Planning only works with robust standards. For example, some transmission projects have many different benefits, such as reducing grid congestion, improving reliability, facilitating state energy goals, and reducing the need for costlier and more polluting generation. Yet most grid regions do not factor most of these benefits against a project’s costs. Consequently, many grid upgrades seem too costly, even when a full accounting of benefits would far outweigh the costs. FERC needs to fix this myopic approach.
FERC also should require grid operators to fully assess high tech solutions to grid problems, especially grid-enhancing technologies and energy storage, both of which can wring out significantly more efficiencies from the existing grid.
- Plan for the future we know is coming
FERC also needs to require grid regions to plan for a wider range of grid needs in the future, and to use more realistic forecasts of future energy demand and renewable energy development. These forecasts need to capture likely increases in wind and solar development driven by the simple fact that these resources are now fully competitive in costs with fossil generation and demand continues to grow. Rising consumer demand for electric vehicles and the overall electrification of our economy, state clean energy standards, and much more is bringing about dramatic changes to what we need the electric grid to do. Planning forecasts must also consider the real effect of climate change on the grid and can’t allow for transmission solutions that exacerbate the problem they claim to solve.
- Plan for interregional grid needs
Grid planners also need to plan for system improvements that span across their regions. Ten years ago, FERC declined to require interregional planning in Order 1000, and the result is virtually no interregional projects. FERC can correct that mistake and require regions to plan together, and to require them to use a single set of planning standards. Importantly, planning also needs to occur across the seam between the Eastern and Western Interconnections to realize some of the highest benefits.

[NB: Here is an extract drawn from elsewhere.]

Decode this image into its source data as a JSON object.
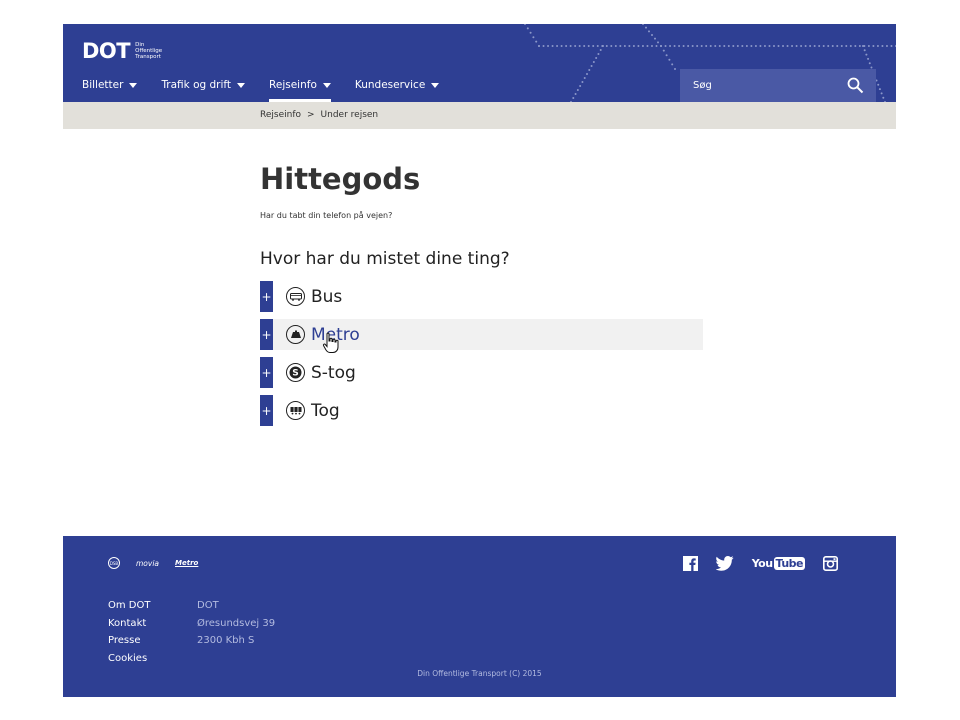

- Engage the states
Successful grid planning requires state involvement. State interests include reliability and resilience, siting of new transmission lines, meeting state energy policies, and ensuring an affordable energy supply. If their citizens are being asked to pay for a portion of transmission built outside their state, the state leaders need to understand the value of those investments. Engaging states early and often will only help.
Transmission Benefits All Users of the Grid
Our proposed solutions benefit all users of the power grid, including those who don’t have strong preferences for renewable energy. A well-designed electrical system improves the overall efficiency of the grid and reduces the costs of power generation. Transmission also can aggregate consumer electricity demand from across broad areas. Since different regions experience different peak power demands, due to time of day, climate, and weather, transmission allows peak demand to be met with less generation – improving the resilience of the grid and saving consumers’ money.
With its new initiative, FERC is taking a key step toward meeting its legal responsibility to build the grid we need, not simply re-build the grid we already have. It is also heartening that FERC has announced its aim to better incorporate environmental justice and equity concerns into the Commission’s decision-making processes. These same considerations must be incorporated into the transmission planning and generator interconnection processes.
With our proposed reforms, FERC can start to get ahead of the ongoing transformation of our nation’s power system, one that will be cleaner, more reliable and lower cost. That’s something we all should be able to agree upon.